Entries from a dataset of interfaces

● ● ● ● ● ● ●

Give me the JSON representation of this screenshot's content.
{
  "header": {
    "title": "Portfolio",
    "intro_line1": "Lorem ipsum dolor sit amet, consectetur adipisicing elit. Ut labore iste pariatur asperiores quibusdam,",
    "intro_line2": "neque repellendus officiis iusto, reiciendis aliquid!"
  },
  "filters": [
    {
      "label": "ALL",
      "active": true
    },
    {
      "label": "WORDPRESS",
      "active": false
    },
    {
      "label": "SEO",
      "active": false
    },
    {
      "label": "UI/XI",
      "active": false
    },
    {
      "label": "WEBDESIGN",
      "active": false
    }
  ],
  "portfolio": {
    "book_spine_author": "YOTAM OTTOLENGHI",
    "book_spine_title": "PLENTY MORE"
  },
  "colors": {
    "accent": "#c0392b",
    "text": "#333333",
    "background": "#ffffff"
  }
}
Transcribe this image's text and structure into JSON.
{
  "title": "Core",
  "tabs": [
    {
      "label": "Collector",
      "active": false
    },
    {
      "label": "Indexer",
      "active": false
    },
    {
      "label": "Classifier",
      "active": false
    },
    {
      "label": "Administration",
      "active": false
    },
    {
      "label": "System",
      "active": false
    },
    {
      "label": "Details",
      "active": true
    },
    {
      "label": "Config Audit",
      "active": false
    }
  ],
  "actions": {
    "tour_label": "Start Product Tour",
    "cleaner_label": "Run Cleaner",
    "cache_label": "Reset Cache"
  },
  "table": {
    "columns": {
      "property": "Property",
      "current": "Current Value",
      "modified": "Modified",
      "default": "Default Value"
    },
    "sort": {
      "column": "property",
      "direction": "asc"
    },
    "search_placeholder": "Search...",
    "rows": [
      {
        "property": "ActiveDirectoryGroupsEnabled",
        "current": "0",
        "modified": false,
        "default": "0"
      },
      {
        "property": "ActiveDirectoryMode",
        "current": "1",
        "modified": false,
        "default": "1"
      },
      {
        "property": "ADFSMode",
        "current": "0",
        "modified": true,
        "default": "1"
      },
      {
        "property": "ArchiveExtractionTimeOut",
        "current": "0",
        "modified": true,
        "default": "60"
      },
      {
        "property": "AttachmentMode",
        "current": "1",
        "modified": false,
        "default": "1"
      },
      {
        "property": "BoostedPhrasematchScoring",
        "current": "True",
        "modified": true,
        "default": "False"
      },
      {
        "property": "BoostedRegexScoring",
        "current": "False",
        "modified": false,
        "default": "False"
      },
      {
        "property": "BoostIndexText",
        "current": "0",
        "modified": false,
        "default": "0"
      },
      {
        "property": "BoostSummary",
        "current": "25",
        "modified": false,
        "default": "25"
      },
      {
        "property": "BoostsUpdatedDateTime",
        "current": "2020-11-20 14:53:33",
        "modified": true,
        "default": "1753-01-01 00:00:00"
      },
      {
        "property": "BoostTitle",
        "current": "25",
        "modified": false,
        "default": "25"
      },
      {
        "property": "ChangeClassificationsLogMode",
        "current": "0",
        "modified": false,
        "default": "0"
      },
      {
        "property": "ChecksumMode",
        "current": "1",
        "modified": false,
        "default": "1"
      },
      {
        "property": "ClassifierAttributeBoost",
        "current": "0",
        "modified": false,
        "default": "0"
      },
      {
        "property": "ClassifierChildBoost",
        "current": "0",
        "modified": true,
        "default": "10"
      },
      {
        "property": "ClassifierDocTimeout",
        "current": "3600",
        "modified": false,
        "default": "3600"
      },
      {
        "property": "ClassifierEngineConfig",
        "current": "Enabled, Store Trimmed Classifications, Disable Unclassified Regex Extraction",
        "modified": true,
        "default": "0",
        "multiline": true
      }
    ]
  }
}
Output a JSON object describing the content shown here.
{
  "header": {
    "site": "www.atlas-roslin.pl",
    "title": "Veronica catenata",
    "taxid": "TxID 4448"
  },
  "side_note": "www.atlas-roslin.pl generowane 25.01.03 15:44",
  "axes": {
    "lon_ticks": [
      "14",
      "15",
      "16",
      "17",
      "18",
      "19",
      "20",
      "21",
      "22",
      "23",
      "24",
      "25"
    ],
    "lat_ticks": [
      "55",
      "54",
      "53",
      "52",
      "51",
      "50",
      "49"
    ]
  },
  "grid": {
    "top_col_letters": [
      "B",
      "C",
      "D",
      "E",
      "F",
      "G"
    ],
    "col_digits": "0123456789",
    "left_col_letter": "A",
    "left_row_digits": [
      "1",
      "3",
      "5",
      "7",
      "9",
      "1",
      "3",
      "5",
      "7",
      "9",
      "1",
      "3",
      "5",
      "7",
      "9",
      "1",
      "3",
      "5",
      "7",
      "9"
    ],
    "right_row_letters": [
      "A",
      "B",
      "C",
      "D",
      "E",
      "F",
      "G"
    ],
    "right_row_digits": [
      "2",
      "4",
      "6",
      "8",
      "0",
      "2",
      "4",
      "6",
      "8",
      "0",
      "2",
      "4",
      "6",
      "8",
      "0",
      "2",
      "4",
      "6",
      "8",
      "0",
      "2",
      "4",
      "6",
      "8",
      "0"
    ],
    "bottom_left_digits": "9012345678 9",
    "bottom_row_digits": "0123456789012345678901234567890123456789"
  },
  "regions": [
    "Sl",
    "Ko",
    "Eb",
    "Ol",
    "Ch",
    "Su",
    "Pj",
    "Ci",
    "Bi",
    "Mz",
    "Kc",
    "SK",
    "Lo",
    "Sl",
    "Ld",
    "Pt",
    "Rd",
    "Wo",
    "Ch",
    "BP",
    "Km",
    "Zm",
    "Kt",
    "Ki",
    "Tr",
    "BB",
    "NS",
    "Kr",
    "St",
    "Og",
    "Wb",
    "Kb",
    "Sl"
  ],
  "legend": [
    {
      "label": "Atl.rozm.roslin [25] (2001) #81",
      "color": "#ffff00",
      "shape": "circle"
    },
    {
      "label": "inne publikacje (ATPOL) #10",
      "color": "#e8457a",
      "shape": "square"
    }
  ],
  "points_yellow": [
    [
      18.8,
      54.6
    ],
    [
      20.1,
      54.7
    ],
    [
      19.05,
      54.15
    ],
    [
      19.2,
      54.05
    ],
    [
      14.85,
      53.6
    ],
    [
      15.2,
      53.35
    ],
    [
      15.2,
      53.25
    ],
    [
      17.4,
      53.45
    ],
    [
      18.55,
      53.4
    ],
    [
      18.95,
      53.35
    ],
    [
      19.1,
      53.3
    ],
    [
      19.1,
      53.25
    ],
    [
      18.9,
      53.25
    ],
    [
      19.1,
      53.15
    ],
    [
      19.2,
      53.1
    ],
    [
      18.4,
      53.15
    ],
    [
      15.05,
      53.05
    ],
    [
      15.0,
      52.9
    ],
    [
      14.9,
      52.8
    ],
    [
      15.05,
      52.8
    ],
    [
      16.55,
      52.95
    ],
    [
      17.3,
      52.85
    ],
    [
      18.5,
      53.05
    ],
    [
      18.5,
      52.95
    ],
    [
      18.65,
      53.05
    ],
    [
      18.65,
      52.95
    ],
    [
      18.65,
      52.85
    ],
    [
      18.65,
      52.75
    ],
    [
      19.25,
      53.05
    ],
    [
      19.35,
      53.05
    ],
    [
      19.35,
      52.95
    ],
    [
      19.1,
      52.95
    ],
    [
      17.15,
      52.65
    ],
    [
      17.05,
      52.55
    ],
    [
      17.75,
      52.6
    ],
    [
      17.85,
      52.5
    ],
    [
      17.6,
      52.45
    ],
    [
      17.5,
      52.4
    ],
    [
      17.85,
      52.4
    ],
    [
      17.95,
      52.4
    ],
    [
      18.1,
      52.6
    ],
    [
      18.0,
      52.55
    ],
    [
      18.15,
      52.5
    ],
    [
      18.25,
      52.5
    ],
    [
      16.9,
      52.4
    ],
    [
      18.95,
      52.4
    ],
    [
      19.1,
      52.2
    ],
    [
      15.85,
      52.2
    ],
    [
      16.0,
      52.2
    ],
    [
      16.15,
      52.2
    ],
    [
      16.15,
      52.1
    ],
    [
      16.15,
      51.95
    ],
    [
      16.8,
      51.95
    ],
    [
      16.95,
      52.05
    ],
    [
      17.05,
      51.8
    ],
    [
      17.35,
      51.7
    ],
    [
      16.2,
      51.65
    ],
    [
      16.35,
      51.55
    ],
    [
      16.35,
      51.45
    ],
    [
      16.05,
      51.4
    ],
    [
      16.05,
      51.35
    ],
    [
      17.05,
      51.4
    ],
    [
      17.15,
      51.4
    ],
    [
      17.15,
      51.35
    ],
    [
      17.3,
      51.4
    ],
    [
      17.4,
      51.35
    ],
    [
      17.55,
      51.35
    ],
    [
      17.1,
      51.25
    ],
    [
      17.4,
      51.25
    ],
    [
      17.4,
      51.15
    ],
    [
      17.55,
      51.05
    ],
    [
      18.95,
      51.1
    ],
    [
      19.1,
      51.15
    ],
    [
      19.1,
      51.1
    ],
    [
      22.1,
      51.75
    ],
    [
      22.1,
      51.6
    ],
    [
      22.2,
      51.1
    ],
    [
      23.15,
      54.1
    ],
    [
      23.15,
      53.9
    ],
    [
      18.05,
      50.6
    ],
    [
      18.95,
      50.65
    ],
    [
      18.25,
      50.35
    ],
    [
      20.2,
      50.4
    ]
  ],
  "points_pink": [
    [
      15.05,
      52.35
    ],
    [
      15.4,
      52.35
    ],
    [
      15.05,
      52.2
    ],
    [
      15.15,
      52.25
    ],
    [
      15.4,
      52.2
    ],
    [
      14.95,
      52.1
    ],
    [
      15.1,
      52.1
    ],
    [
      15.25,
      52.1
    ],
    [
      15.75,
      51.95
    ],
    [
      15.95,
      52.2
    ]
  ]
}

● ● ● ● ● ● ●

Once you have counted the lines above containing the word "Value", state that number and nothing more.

- [SOLUTION TO THE PROBLEM] 2